- Supervalu reported consolidated net sales of $4 billion in the first financial quarter of this year — a 6.3% increase over last year, according to a company release. Earnings per share were 9 cents, below the 11-cent Wall Street estimate.
- Net sales for the company’s wholesale division increased 12.4% over the same period last year — to $2.56 billion — while Supervalu’s retail net sales declined 2.7% — to $1.39 billion. Comp store sales declined 4.9%.
- “The results generated this quarter by our Wholesale business were outstanding and demonstrate our ability to deliver on our strategy and commitment toward growing this segment,” said Supervalu president and CEO Mark Gross said in the report.
Supervalu’s decision to focus on the wholesaling side of its business is looking smarter with each quarter. The company, which divested most of its retail holdings during the past few years — most notably the $1.4 billion sale of its Save-A-Lot chain last year — has increased its sales as a distributor by expanding existing accounts, adding new ones, and acquiring strategic assets in the sector.
During the last year, Supervalu has added lucrative new retail distribution contracts, including The Fresh Market and America’s Food Basket. The wholesale division has also increased its deliveries of produce and specialty goods, which are seeing increased demand from retailers and consumers.
In January, Supervalu announced the $375 million acquisition of Unified Grocers, a California-based cooperative wholesaler that extends Supervalu’s distribution along the West Coast and into the growing Northwest grocery market. The sale, which was finalized in April, shortly after the first quarter drew to a close, will begin showing results in the second quarter of this year.
The company’s retail division, in contrast, experienced its ninth consecutive quarter of comp store sales declines. Price deflation has had an impact, according to Supervalu, though reports show that pressure easing as the year progresses.
Competition in key markets, however, isn’t going to ease any time soon. In Minneapolis, Supervalu’s hometown and home to 70 of its Cub Stores, Hy-Vee has muscled in and stolen significant market share from the chain. Supervalu announced it will update some stores, but the damage may be done as shoppers defect to stronger operators.
Supervalu officials have said they plan to invest in top-selling stores and close underperformers. Earlier this year, the company combined the operations and merchandising staffs of Shoppers Food & Pharmacy and Farm Fresh, two of its flagging brands. In January, Supervalu hired former Target executive Anne Dament as head of retail, merchandising and marketing and charged her with improving sales across its retail footprint.

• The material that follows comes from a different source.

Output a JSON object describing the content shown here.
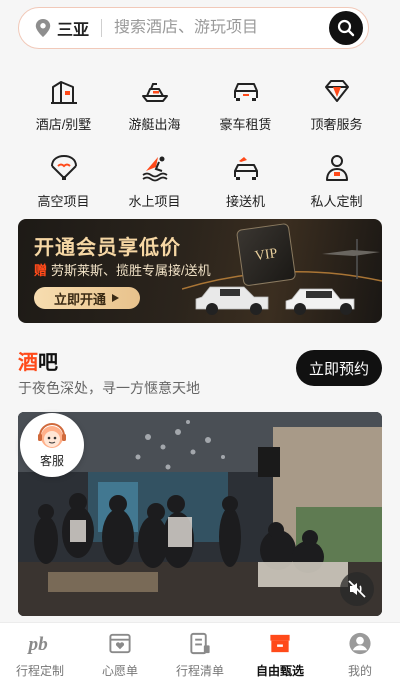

Still, it’s clear Supervalu is squarely focused on its wholesaling business — and rightfully so. Speaking at the RBC 2017 Consumer & Retail Conference in New York earlier this year, president Mark Gross told attendees he is “first and foremost a wholesaler,” and that he sees the company’s retail stores as a “test lab” to improve its wholesaling business.
Supervalu’s familiarity with the retail side of the industry could help it win contracts from grocers seeking an edge. The company will also need to make further acquisitions in a wholesaling sector that’s being driven by consolidation. Smaller distributors, in particular specialty ones, are being gobbled up by larger competitors seeking to expand in high-margin categories.
As Supervalu continues to grow as a distributor and limit its vulnerabilities in retail, its financial performance should continue to improve.